For more information see the Office 365 FAQs.
Get OneDrive on your desktop
A more convenient option to automatically upload and sync your folders and files with your OneDrive is to do it via the OneDrive desktop app. This will create a OneDrive folder on your device that will automatically back up any files within that folder to your OneDrive. Any changes that are made to files within this folder are automatically synced with OneDrive and therefore backed up online, saving the need for you to upload your documents to OneDrive manually. To download the OneDrive desktop app, please click here.
Once the OneDrive desktop app has downloaded, follow the prompts and enter your email address, select sign in and enter your password when prompted.
When it comes to installing the OneDrive desktop folder on your device, for ease of use, you’ll want the folder in an easily accessible place such as your desktop. You can choose where the folder goes at this screen by selecting change location.

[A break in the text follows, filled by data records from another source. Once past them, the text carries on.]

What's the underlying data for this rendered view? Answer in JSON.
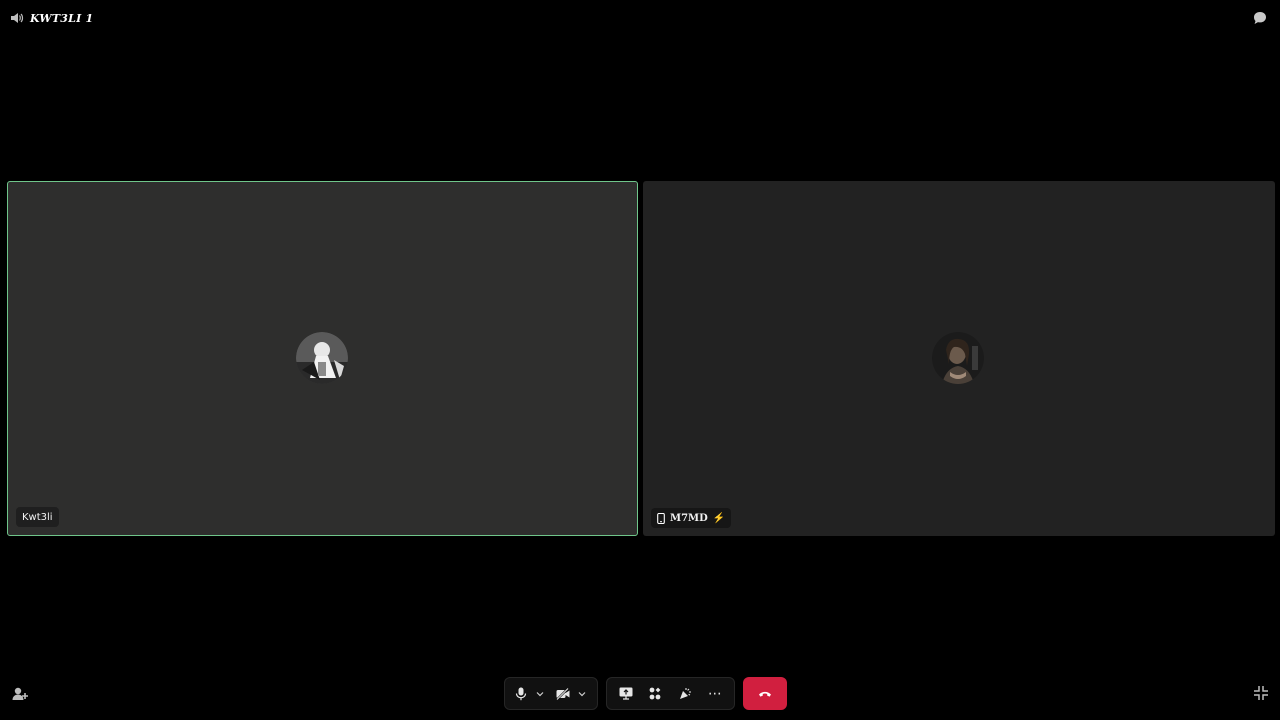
{
  "header": {
    "channel_title": "KWT3LI 1"
  },
  "participants": [
    {
      "name": "Kwt3li",
      "speaking": true,
      "avatar_icon": "user-avatar-icon"
    },
    {
      "name": "M7MD",
      "device_icon": "mobile-phone-icon",
      "badge": "⚡",
      "avatar_icon": "user-avatar-icon"
    }
  ],
  "controls": {
    "microphone": "microphone-icon",
    "camera_off": "camera-off-icon",
    "screen_share": "screen-share-icon",
    "activities": "activities-icon",
    "soundboard": "soundboard-icon",
    "more": "⋯",
    "end_call": "end-call-icon"
  },
  "colors": {
    "background": "#000000",
    "tile_left": "#2e2e2d",
    "tile_right": "#222222",
    "speaking_border": "#6fc58a",
    "end_call": "#d11f3f"
  }
}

Click Next when complete. When you’ve located the OneDrive folder (it will look different to a regular folder as it has a cloud image on it) try copying some files that aren’t open into the folder. If you then navigate to the web version of OneDrive, you should see a copy of the files you copied to your OneDrive in the web version of OneDrive. Before continuing to use the OneDrive folder, be sure that your OneDrive folder is uploading any new documents to the web version of your OneDrive, and any changes made to existing files in the folder are automatically synced with the web version of OneDrive.
Still Need Help?
This article covers:
- Local storage options for staff
- access to,
- creation of, or
- restoration of
- Personal (P) drives
Local storage options for staff
K Drive - a shared departmental drive that is backed up daily.
U Drive - a universal/shared drive that all departments have access to. Access is specifically set up for appropriate users eg, between HR and ITS.
data stored in these locations, click here.
SharePoint - Increasing numbers of Departments across UC are storing data on SharePoint, a content and document management system that is accessed through an internet browser such as Internet Explorer.
Click here to request access to SharePoint or to make an enquiry about this service.
Personal (P) drives
Learn about quota for P drives here.